Disregarding the national swing toward mandatory cash acceptance, as of March 10, the Mercedes Benz Stadium located in Atlanta only accepts credit cards, debit cards, and mobile payments. To address the significant concern of serving the unbanked and underbanked (a dominant argument of supporters of requiring cash acceptance), the stadium will have approximately ten machines that will exchange cash for a prepaid debit card. Similarly, Tropicana Field located in Tampa Bay has announced that it will become a cash free stadium as of the beginning of the Major League Baseball season this spring. Tropicana Field plans to allow patrons to exchange cash at various retails locations in the stadium and through roaming gift-card vendors. These large venues’ rollouts of cashless policies, while still attempting to accommodate those who prefer to use cash or who do not have access to credit or debit cards, are suggestive that these cities will not be introducing legislation in the near future that requires the acceptance of cash.

The above being said, Philadelphia and New Jersey passed such legislation despite concern from influential retailers, and New York City is actively considering legislation despite many significant and popular restaurants in the city that have gone cashless (many restaurants in the Danny Meyer/Union Square Hospitality Group portfolio, and the restaurants Sweetgreen, Dig Inn, Dos Toros, and Tender Greens, to name a few). Additionally, a number of chambers of commerce, retail federations, and even governmental officials have expressed concern about the budding mandatory cash acceptance trend.
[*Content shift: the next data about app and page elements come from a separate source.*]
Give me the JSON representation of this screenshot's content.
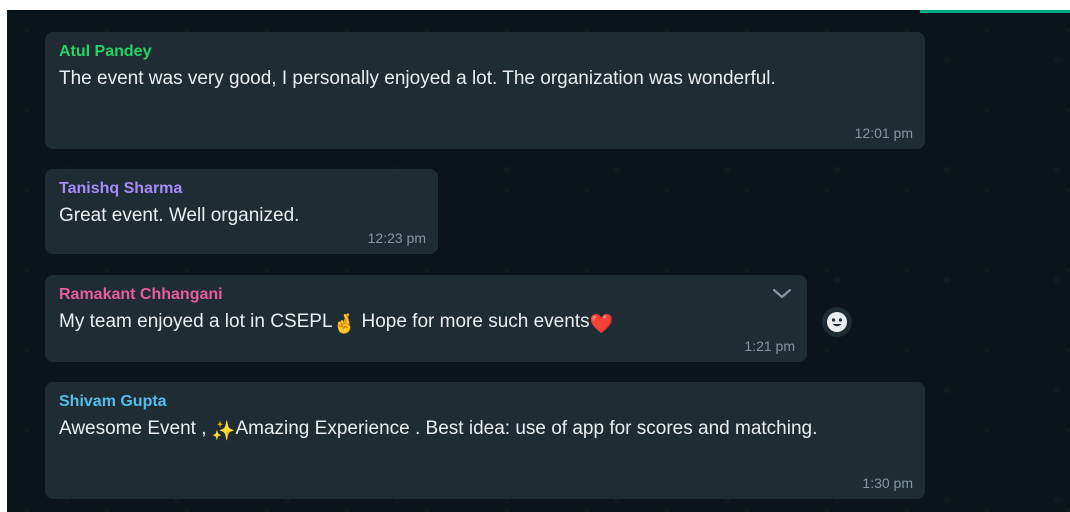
{
  "messages": [
    {
      "sender": "Atul Pandey",
      "sender_color": "#25d366",
      "text": "The event was very good, I personally enjoyed a lot. The organization was wonderful.",
      "time": "12:01 pm"
    },
    {
      "sender": "Tanishq Sharma",
      "sender_color": "#a78bfa",
      "text": "Great event. Well organized.",
      "time": "12:23 pm"
    },
    {
      "sender": "Ramakant Chhangani",
      "sender_color": "#e85d9b",
      "text_part1": "My team enjoyed a lot in CSEPL",
      "text_part2": " Hope for more such events",
      "emoji_1": "🤞",
      "emoji_2": "❤️",
      "time": "1:21 pm"
    },
    {
      "sender": "Shivam Gupta",
      "sender_color": "#53bdeb",
      "text_part1": "Awesome Event , ",
      "emoji_1": "✨",
      "text_part2": "Amazing Experience . Best idea: use of app for scores and matching.",
      "time": "1:30 pm"
    }
  ],
  "icons": {
    "menu": "chevron-down-icon",
    "reaction": "smiley-icon"
  },
  "colors": {
    "background": "#0b141a",
    "bubble": "#202c33",
    "text": "#e9edef",
    "timestamp": "#8696a0",
    "accent": "#00a884"
  }
}
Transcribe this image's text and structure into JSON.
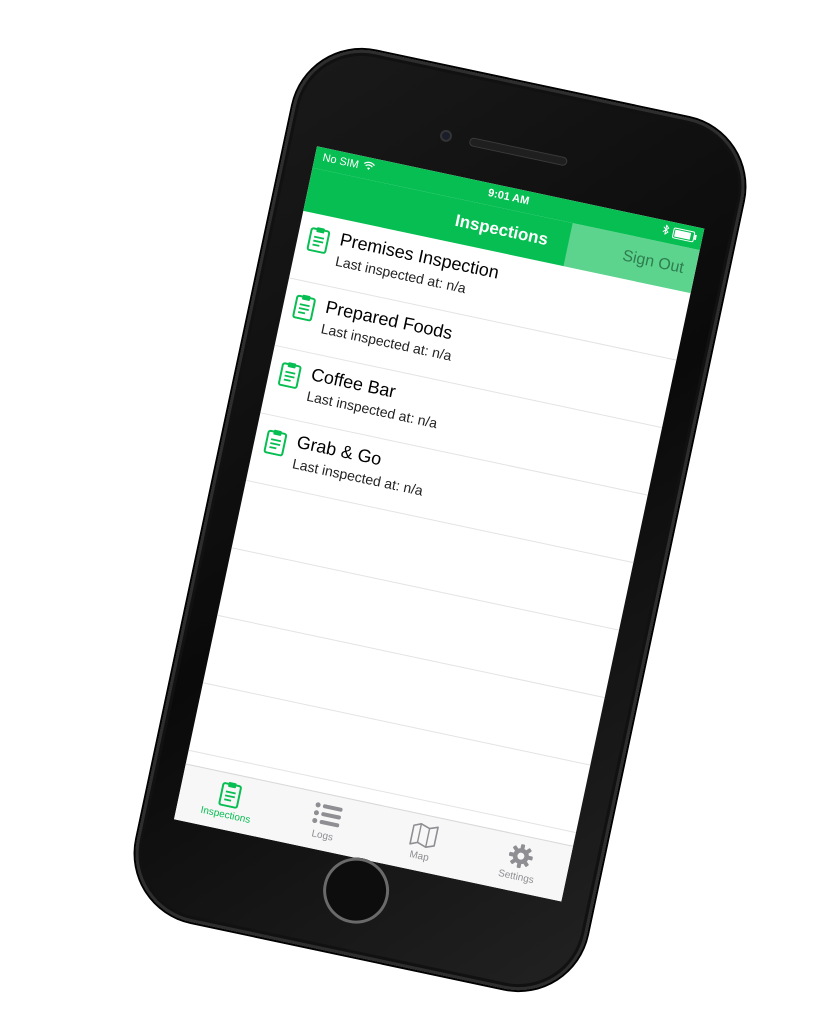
{
  "status_bar": {
    "carrier": "No SIM",
    "time": "9:01 AM"
  },
  "nav": {
    "title": "Inspections",
    "sign_out_label": "Sign Out"
  },
  "inspections": [
    {
      "title": "Premises Inspection",
      "subtitle": "Last inspected at: n/a"
    },
    {
      "title": "Prepared Foods",
      "subtitle": "Last inspected at: n/a"
    },
    {
      "title": "Coffee Bar",
      "subtitle": "Last inspected at: n/a"
    },
    {
      "title": "Grab & Go",
      "subtitle": "Last inspected at: n/a"
    }
  ],
  "tabs": [
    {
      "label": "Inspections",
      "icon": "clipboard-icon",
      "active": true
    },
    {
      "label": "Logs",
      "icon": "list-icon",
      "active": false
    },
    {
      "label": "Map",
      "icon": "map-icon",
      "active": false
    },
    {
      "label": "Settings",
      "icon": "gear-icon",
      "active": false
    }
  ],
  "colors": {
    "accent": "#07be52",
    "tab_inactive": "#8e8e93"
  }
}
While the mayor’s office in Philadelphia pointed to poverty levels in the city as reason to sign the bill, a senior official in Philadelphia’s commerce department, lamenting the cashless ban, told the Wall Street Journal that “[m]odernization is going to happen with or without Philadelphia, and we want to be part of it.”

DWT will continue to monitor developments in this space with regard to ongoing legislative activities and industry trends, including the use of kiosks and machines to exchange cash for prepaid cards at athletic venues or otherwise.